▸ Given data:

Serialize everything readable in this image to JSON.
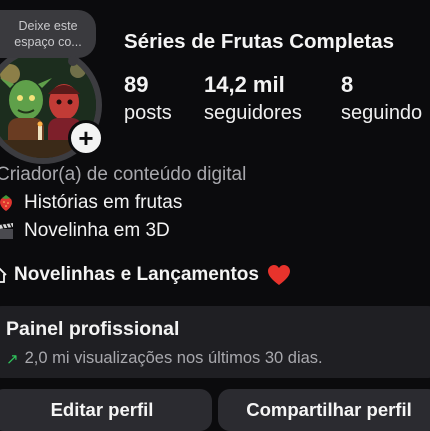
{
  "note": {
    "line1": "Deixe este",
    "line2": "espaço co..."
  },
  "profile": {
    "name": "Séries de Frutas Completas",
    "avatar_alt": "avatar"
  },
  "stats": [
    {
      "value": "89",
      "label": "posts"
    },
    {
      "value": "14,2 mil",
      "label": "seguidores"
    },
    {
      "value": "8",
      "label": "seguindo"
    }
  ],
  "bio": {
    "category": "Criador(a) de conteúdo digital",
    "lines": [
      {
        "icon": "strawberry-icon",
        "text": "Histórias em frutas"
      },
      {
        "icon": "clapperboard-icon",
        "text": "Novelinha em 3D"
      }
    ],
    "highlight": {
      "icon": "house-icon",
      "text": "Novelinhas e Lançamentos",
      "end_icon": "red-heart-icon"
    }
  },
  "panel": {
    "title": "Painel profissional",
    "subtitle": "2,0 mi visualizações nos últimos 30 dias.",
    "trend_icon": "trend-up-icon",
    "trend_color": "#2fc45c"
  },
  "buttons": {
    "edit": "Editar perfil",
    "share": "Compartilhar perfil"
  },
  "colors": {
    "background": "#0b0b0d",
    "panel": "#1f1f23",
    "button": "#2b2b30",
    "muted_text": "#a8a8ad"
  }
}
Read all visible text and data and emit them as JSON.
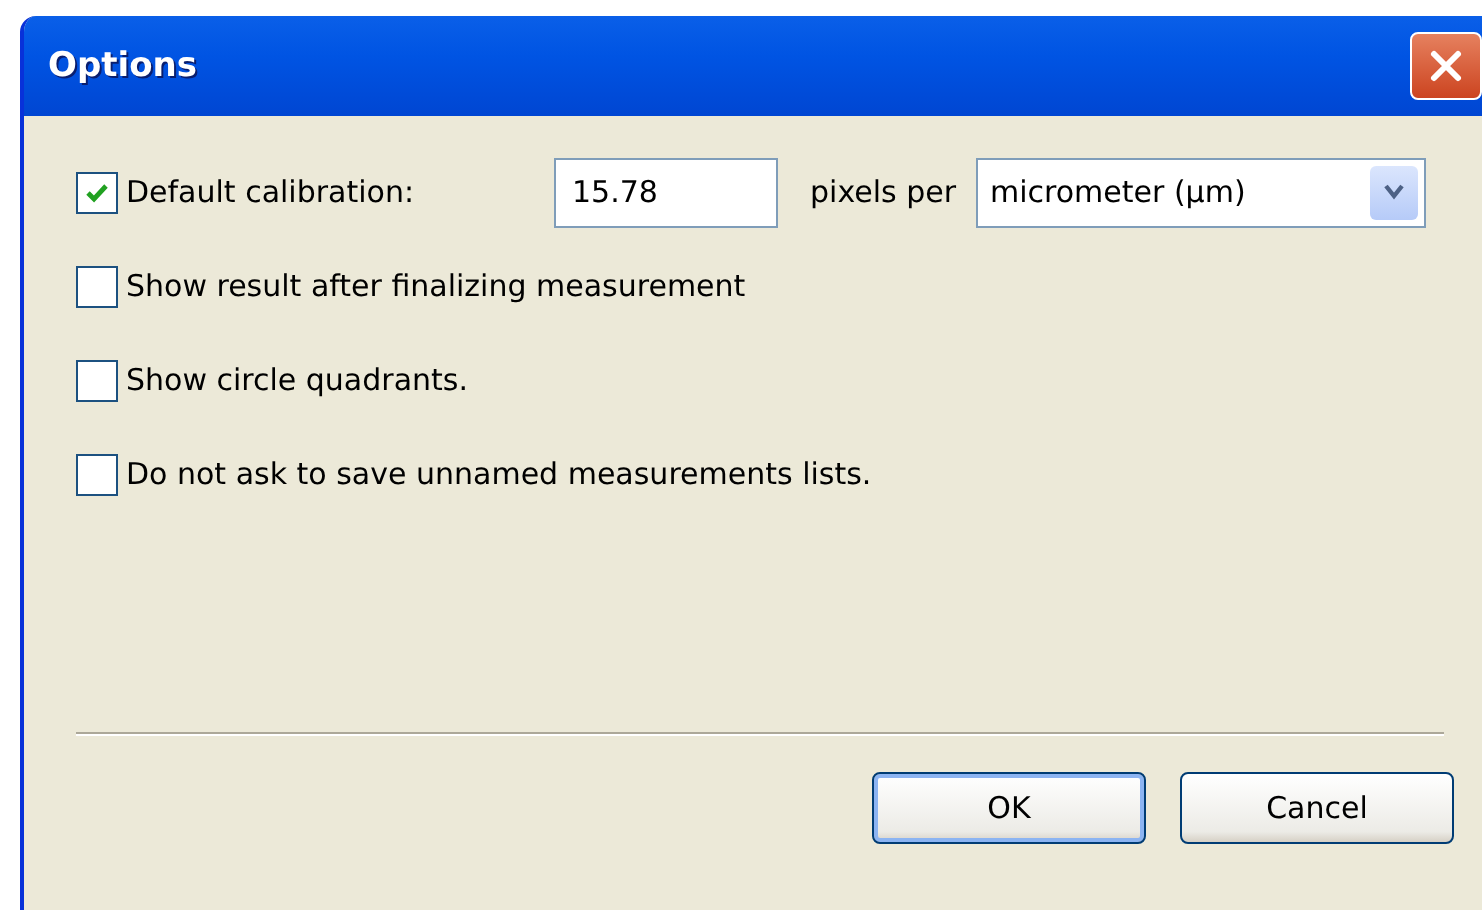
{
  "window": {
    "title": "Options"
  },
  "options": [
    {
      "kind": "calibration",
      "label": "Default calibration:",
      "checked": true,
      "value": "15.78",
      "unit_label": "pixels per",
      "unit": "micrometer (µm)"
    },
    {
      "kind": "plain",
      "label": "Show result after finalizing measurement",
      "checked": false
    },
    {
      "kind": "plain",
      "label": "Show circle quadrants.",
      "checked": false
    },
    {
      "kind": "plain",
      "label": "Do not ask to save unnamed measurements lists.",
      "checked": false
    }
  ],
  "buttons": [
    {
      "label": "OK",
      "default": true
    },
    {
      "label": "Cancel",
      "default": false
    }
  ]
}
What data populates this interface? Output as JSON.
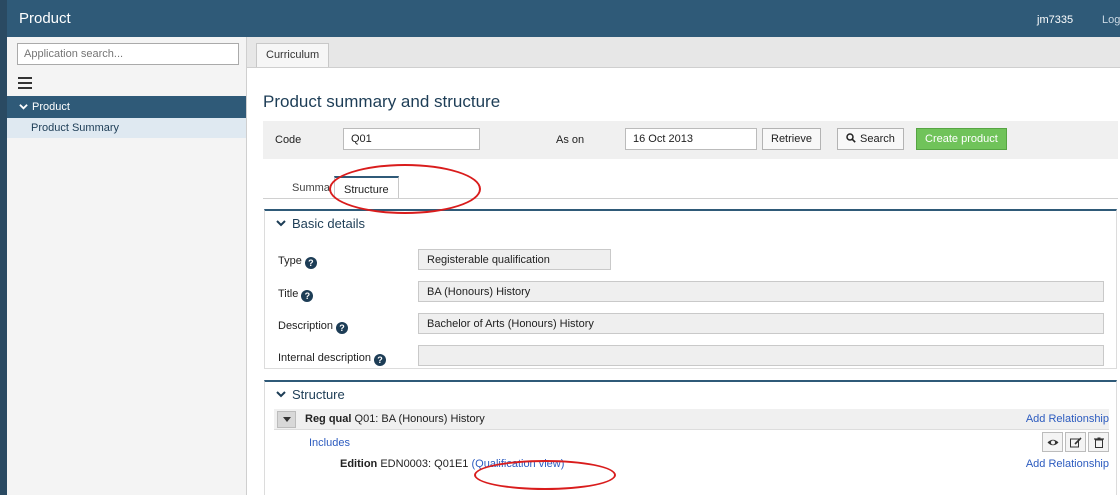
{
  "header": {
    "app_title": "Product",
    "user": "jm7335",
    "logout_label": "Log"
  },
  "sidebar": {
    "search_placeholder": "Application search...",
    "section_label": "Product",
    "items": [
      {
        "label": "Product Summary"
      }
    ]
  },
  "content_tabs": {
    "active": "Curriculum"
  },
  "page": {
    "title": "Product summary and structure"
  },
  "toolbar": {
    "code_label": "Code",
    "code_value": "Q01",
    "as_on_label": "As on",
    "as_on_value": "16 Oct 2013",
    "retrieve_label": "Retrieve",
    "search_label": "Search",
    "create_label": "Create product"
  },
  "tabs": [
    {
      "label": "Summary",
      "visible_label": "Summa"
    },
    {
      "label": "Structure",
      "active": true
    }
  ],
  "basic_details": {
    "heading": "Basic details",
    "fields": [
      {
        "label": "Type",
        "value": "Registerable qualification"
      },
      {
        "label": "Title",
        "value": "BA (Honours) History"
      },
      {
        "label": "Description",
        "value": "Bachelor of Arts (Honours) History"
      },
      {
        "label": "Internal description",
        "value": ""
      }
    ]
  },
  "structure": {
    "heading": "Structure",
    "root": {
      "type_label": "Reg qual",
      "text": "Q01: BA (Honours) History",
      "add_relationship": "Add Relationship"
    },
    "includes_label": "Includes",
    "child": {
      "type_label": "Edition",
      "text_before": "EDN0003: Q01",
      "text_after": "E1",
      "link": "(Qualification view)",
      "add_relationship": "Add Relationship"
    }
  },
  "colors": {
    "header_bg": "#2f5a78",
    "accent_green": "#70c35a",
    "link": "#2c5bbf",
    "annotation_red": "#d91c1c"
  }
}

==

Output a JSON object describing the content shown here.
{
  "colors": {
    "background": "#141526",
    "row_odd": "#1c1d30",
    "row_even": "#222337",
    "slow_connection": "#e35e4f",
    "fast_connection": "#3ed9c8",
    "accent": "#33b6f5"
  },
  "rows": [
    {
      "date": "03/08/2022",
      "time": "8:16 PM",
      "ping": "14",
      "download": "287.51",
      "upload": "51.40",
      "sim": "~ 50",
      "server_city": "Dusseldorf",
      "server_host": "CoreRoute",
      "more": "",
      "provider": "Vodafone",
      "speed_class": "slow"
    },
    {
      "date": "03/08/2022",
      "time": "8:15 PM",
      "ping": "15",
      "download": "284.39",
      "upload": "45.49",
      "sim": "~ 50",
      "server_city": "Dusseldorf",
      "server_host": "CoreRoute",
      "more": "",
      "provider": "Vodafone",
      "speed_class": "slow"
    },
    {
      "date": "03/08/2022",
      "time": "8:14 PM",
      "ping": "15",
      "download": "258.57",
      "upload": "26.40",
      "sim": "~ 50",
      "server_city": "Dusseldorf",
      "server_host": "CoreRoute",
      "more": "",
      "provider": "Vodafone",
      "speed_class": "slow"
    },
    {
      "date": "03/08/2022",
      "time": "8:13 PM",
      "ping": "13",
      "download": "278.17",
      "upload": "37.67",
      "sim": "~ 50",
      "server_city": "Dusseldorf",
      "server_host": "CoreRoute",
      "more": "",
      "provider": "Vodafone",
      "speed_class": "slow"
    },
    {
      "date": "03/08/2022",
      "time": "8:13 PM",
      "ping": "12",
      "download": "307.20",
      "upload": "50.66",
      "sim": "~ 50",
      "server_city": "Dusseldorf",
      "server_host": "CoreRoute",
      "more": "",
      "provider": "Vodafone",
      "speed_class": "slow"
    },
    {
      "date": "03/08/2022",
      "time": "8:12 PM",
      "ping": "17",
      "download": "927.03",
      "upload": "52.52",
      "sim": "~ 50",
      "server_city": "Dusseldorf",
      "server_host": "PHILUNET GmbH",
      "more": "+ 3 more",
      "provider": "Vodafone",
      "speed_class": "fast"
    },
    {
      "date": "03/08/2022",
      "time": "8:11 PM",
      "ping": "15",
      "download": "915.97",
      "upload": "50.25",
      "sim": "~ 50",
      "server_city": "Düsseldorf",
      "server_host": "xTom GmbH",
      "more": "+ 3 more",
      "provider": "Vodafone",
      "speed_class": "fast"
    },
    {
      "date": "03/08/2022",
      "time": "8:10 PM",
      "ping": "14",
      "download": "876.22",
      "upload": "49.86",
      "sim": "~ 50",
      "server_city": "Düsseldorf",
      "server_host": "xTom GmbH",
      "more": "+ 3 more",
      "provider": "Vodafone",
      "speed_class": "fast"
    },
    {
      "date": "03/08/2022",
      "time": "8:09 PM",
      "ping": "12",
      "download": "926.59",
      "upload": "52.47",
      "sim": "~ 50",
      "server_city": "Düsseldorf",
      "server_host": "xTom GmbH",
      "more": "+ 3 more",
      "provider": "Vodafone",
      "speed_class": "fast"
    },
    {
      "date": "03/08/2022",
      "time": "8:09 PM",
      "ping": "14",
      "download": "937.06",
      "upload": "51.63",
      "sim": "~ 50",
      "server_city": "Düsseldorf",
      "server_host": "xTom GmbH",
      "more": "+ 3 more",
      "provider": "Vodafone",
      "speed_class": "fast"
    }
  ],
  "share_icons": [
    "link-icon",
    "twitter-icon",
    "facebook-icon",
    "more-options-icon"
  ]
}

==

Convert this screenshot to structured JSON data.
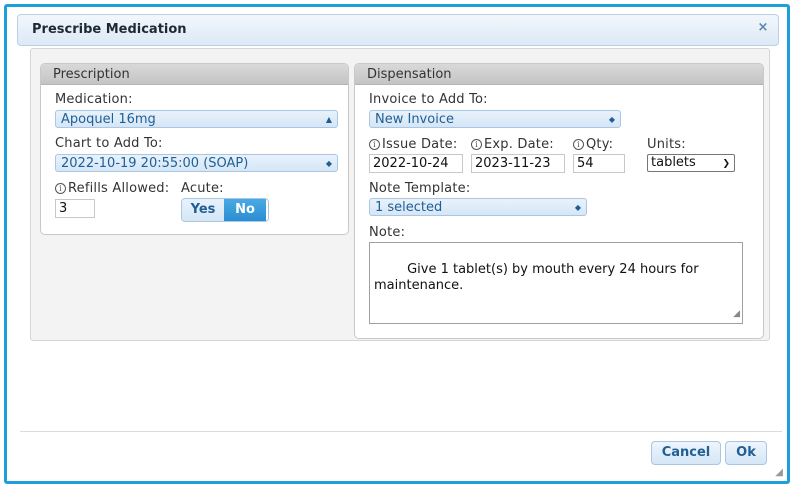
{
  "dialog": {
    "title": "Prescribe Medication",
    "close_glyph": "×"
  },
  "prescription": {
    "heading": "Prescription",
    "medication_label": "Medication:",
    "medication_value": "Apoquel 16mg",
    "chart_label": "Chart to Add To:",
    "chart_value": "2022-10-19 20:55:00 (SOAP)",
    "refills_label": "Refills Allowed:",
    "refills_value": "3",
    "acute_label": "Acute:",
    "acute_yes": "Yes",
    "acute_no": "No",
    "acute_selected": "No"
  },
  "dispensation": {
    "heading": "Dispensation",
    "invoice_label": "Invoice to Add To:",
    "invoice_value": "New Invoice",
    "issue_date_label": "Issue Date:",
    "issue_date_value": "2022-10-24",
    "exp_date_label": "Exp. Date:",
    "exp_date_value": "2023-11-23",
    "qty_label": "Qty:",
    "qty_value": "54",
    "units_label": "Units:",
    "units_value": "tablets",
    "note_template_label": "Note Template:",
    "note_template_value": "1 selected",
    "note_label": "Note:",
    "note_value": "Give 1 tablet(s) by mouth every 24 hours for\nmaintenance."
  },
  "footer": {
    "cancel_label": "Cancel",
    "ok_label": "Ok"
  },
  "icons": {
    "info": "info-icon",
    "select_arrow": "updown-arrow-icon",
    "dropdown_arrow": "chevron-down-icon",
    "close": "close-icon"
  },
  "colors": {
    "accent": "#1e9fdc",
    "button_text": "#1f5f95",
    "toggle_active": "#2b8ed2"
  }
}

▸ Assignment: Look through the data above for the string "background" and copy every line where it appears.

▸ Expected answer:
    "background": "#0b0b0d",
    "background": "#141526",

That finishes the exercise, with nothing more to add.